Each year thousands of old computers on campus have to be put out to pasture, but these machines are not destined for the dumpster, rather the sales market.
The UA continually upgrades its hardware, and to make room, old computers are made available to the public.
"The majority of them are put in a public sale and sold," said Laurie Rodriguez, materials manager for the UA procurement and contracting services department.
The department holds sales of the old monitors, central processing units and peripherals about every two weeks, Rodriguez said.
Each sale gets between 100 and 200 computers. They are sold individually or to companies in a palate, Rodriguez said.
Computers not sold are dealt with in an environmentally friendly manner.
"We send them to Unicor if we are not able to sell them in public sale," Rodriguez said.
Unicor is part of Federal Prison Industries Inc., a company that provides prison inmates with job skills training.
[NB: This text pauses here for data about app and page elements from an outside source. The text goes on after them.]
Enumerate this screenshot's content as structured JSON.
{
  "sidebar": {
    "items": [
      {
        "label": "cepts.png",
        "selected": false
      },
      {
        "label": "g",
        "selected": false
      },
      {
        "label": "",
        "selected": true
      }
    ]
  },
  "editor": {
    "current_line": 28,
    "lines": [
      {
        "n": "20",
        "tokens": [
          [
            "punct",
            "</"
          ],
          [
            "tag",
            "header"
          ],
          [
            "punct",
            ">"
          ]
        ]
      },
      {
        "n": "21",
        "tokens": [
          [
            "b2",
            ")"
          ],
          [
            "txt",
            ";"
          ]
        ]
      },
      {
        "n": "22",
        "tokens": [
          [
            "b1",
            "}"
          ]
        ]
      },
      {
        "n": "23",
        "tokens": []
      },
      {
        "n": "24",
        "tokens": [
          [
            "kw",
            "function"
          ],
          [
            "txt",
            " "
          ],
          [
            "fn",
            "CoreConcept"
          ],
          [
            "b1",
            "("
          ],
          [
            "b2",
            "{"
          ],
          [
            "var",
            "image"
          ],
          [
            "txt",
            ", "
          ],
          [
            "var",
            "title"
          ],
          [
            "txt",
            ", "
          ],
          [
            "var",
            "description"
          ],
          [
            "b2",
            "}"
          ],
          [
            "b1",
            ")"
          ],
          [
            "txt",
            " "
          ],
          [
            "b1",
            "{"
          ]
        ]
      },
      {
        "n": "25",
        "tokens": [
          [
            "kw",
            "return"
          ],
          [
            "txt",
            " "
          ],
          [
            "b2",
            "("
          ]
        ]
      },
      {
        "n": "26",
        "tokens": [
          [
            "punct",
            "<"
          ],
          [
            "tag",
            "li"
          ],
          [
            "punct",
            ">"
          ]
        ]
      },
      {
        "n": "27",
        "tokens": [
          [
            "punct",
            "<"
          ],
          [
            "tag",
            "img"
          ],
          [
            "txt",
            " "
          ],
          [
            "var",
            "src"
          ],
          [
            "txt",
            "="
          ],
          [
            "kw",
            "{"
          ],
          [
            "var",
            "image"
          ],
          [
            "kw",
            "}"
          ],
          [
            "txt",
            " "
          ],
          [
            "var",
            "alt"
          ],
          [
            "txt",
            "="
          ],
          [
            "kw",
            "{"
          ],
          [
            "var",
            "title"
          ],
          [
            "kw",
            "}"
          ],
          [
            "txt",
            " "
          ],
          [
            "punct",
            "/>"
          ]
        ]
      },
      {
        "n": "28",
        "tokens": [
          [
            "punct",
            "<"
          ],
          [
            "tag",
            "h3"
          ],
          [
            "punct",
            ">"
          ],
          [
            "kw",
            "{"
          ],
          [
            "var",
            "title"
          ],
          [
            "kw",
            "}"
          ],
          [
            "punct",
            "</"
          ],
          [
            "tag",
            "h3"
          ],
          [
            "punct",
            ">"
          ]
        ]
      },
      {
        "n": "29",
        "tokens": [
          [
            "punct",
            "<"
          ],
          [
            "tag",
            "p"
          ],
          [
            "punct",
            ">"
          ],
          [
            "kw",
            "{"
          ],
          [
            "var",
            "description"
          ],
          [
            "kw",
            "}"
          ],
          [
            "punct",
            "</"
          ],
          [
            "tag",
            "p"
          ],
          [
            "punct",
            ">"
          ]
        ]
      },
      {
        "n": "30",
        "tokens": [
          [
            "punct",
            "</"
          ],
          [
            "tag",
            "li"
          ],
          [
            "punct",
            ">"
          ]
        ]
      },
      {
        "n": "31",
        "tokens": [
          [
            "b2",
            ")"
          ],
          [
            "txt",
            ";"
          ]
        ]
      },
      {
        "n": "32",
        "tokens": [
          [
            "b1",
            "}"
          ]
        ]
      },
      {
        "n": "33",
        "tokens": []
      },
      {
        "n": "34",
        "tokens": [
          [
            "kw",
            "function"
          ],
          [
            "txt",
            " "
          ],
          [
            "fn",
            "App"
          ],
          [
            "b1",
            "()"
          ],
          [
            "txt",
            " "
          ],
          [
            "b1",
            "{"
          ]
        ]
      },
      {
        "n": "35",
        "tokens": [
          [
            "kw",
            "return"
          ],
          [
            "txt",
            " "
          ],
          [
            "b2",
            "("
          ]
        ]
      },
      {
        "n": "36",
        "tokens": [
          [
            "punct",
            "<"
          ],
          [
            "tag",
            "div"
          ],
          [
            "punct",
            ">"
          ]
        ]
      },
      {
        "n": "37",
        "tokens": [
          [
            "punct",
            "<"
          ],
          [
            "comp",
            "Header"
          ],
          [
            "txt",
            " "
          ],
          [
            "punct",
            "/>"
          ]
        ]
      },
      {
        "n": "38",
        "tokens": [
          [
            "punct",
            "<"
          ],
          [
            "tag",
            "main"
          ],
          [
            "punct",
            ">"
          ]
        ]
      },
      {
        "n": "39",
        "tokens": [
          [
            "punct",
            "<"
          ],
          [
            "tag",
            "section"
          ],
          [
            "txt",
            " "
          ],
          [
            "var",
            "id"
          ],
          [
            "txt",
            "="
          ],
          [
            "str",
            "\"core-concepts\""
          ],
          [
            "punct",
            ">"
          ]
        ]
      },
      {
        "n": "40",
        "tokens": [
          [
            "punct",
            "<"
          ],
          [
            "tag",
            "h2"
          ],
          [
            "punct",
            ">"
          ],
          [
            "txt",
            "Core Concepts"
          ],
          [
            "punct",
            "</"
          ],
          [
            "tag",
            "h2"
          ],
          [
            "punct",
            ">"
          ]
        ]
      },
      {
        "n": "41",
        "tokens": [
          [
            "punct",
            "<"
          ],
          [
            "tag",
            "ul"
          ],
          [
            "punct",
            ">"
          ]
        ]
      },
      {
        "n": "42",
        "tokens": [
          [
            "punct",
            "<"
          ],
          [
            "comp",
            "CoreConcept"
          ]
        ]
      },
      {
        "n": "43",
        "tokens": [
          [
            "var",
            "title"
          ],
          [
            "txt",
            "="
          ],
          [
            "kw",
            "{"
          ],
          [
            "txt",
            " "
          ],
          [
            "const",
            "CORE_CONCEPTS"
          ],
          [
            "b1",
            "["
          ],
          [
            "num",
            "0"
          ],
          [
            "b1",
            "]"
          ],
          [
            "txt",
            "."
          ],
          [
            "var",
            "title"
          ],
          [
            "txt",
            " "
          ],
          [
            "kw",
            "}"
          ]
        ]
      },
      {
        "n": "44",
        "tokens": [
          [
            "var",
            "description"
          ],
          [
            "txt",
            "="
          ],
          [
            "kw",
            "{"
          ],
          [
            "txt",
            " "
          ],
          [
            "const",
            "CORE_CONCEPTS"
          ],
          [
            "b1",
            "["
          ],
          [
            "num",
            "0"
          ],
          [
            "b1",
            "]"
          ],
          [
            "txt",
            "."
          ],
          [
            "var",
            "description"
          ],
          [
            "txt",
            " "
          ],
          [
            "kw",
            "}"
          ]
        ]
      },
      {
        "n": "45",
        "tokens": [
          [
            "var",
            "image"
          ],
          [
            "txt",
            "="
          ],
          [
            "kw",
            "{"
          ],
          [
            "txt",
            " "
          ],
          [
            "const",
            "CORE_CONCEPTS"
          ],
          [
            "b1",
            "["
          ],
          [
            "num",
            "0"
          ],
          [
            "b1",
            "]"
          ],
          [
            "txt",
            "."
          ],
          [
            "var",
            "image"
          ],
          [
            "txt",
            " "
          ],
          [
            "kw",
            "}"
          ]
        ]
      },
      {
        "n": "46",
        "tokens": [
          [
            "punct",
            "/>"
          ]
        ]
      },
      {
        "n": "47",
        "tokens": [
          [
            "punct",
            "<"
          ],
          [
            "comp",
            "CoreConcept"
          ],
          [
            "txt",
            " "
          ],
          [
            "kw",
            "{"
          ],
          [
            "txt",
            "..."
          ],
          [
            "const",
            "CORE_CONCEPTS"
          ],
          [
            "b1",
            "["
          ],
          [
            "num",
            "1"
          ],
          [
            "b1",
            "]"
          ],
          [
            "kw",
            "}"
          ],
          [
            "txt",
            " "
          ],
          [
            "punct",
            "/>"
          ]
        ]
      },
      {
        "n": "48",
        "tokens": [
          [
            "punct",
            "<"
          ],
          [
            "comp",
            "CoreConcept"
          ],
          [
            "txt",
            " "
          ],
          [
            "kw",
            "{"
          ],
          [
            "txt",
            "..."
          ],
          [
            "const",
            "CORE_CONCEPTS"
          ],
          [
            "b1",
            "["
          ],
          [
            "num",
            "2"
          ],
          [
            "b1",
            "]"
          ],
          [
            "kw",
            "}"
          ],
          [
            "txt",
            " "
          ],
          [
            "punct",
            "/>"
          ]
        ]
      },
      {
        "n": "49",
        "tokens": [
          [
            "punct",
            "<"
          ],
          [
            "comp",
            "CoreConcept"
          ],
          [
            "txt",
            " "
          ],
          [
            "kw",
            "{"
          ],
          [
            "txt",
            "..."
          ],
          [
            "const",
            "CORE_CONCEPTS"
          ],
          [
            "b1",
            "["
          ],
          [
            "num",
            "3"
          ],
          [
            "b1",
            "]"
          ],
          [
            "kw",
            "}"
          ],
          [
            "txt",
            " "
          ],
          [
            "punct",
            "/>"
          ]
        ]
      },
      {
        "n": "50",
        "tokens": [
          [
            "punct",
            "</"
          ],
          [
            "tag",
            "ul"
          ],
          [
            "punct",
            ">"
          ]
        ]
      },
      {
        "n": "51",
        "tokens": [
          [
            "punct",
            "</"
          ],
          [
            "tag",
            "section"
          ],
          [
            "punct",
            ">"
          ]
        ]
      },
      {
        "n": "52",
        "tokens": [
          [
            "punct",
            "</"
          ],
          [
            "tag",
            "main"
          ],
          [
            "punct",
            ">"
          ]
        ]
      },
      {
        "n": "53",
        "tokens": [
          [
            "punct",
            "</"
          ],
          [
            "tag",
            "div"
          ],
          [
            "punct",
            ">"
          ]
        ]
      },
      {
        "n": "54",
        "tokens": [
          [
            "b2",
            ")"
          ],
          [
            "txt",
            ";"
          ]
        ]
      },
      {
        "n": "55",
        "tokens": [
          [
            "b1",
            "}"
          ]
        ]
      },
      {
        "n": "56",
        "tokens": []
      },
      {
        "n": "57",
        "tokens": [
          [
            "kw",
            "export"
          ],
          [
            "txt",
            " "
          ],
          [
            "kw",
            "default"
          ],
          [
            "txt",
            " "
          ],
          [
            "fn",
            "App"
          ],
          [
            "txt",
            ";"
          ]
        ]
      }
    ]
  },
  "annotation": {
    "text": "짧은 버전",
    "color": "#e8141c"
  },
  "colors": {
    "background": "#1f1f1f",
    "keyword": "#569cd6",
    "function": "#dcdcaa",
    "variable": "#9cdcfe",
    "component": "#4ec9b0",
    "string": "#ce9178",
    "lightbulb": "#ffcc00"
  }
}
One of Unicor's services is an outlet for government and public agencies to donate and recycle old computers rather than throw them away.
Around 40 of the roughly 4,800 old UA computers each year are recycled in this manner, Rodriguez said.
Because computers contain dangerous substances such as lead, mercury and cadmium, they cannot be thrown in the garbage like ordinary trash, otherwise these chemicals could seep into the water table.
"There's a lot of dioxins and other chemicals that have been proven to cause cancer," said Eric Case, principal support systems analyst for the chemical and environmental engineering department.
Many departments on campus have their own timetable to cycle out outdated machines.
"The ILC has a policy that first people in the ILC receive the old computers, then departments that would be of use to students," said Adele Edwards, coordinator for the UA Main Library systems planning and development department.
The computers in the Manuel T. Pacheco Integrated Learning Center are on a timetable to be updated every three years.
Every year, one-third of the center's computers go through this process, Edwards said.